BEGIN Listed records

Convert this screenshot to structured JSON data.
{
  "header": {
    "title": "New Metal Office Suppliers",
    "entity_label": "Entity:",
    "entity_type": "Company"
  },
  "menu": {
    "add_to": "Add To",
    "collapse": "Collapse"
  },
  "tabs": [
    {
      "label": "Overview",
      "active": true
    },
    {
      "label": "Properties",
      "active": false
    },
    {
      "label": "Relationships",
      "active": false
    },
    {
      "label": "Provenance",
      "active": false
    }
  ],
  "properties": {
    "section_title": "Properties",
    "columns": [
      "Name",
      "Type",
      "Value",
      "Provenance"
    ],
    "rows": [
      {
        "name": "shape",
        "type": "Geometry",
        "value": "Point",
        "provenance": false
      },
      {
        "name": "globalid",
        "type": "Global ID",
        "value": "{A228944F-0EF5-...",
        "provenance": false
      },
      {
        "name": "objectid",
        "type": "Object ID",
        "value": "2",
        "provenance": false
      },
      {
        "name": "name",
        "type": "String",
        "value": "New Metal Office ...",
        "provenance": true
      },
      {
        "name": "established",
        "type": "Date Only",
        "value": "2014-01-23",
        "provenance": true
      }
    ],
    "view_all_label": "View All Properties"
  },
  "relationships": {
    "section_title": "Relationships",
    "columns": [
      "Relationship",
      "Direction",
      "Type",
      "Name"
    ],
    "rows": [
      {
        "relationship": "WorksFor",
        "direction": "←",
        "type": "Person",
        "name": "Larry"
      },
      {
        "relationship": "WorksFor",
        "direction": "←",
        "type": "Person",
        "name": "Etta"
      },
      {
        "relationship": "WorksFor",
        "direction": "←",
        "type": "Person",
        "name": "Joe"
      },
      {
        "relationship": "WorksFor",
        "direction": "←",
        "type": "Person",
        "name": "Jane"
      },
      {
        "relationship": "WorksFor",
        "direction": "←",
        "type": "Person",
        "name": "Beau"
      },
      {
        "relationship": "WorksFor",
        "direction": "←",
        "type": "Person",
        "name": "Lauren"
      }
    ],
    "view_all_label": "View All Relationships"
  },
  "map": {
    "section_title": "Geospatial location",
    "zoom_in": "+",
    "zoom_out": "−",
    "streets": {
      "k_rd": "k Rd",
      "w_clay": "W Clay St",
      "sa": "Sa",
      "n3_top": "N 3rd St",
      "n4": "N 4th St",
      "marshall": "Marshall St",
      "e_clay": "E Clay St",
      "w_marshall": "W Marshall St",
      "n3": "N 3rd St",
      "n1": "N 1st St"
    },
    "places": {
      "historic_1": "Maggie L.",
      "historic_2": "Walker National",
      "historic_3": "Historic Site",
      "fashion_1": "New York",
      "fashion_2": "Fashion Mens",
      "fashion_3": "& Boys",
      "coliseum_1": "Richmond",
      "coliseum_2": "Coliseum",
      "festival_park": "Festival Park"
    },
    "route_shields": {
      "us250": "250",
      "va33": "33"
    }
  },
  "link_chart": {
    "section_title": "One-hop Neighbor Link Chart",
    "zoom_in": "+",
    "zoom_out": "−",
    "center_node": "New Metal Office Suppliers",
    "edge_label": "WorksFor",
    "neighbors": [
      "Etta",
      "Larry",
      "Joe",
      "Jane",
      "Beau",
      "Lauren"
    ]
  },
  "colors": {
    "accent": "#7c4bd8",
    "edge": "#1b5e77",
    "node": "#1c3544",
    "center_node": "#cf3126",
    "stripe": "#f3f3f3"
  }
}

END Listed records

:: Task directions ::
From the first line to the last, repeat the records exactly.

:: Response for this exercise ::
Convert this screenshot to structured JSON data.
{
  "header": {
    "title": "New Metal Office Suppliers",
    "entity_label": "Entity:",
    "entity_type": "Company"
  },
  "menu": {
    "add_to": "Add To",
    "collapse": "Collapse"
  },
  "tabs": [
    {
      "label": "Overview",
      "active": true
    },
    {
      "label": "Properties",
      "active": false
    },
    {
      "label": "Relationships",
      "active": false
    },
    {
      "label": "Provenance",
      "active": false
    }
  ],
  "properties": {
    "section_title": "Properties",
    "columns": [
      "Name",
      "Type",
      "Value",
      "Provenance"
    ],
    "rows": [
      {
        "name": "shape",
        "type": "Geometry",
        "value": "Point",
        "provenance": false
      },
      {
        "name": "globalid",
        "type": "Global ID",
        "value": "{A228944F-0EF5-...",
        "provenance": false
      },
      {
        "name": "objectid",
        "type": "Object ID",
        "value": "2",
        "provenance": false
      },
      {
        "name": "name",
        "type": "String",
        "value": "New Metal Office ...",
        "provenance": true
      },
      {
        "name": "established",
        "type": "Date Only",
        "value": "2014-01-23",
        "provenance": true
      }
    ],
    "view_all_label": "View All Properties"
  },
  "relationships": {
    "section_title": "Relationships",
    "columns": [
      "Relationship",
      "Direction",
      "Type",
      "Name"
    ],
    "rows": [
      {
        "relationship": "WorksFor",
        "direction": "←",
        "type": "Person",
        "name": "Larry"
      },
      {
        "relationship": "WorksFor",
        "direction": "←",
        "type": "Person",
        "name": "Etta"
      },
      {
        "relationship": "WorksFor",
        "direction": "←",
        "type": "Person",
        "name": "Joe"
      },
      {
        "relationship": "WorksFor",
        "direction": "←",
        "type": "Person",
        "name": "Jane"
      },
      {
        "relationship": "WorksFor",
        "direction": "←",
        "type": "Person",
        "name": "Beau"
      },
      {
        "relationship": "WorksFor",
        "direction": "←",
        "type": "Person",
        "name": "Lauren"
      }
    ],
    "view_all_label": "View All Relationships"
  },
  "map": {
    "section_title": "Geospatial location",
    "zoom_in": "+",
    "zoom_out": "−",
    "streets": {
      "k_rd": "k Rd",
      "w_clay": "W Clay St",
      "sa": "Sa",
      "n3_top": "N 3rd St",
      "n4": "N 4th St",
      "marshall": "Marshall St",
      "e_clay": "E Clay St",
      "w_marshall": "W Marshall St",
      "n3": "N 3rd St",
      "n1": "N 1st St"
    },
    "places": {
      "historic_1": "Maggie L.",
      "historic_2": "Walker National",
      "historic_3": "Historic Site",
      "fashion_1": "New York",
      "fashion_2": "Fashion Mens",
      "fashion_3": "& Boys",
      "coliseum_1": "Richmond",
      "coliseum_2": "Coliseum",
      "festival_park": "Festival Park"
    },
    "route_shields": {
      "us250": "250",
      "va33": "33"
    }
  },
  "link_chart": {
    "section_title": "One-hop Neighbor Link Chart",
    "zoom_in": "+",
    "zoom_out": "−",
    "center_node": "New Metal Office Suppliers",
    "edge_label": "WorksFor",
    "neighbors": [
      "Etta",
      "Larry",
      "Joe",
      "Jane",
      "Beau",
      "Lauren"
    ]
  },
  "colors": {
    "accent": "#7c4bd8",
    "edge": "#1b5e77",
    "node": "#1c3544",
    "center_node": "#cf3126",
    "stripe": "#f3f3f3"
  }
}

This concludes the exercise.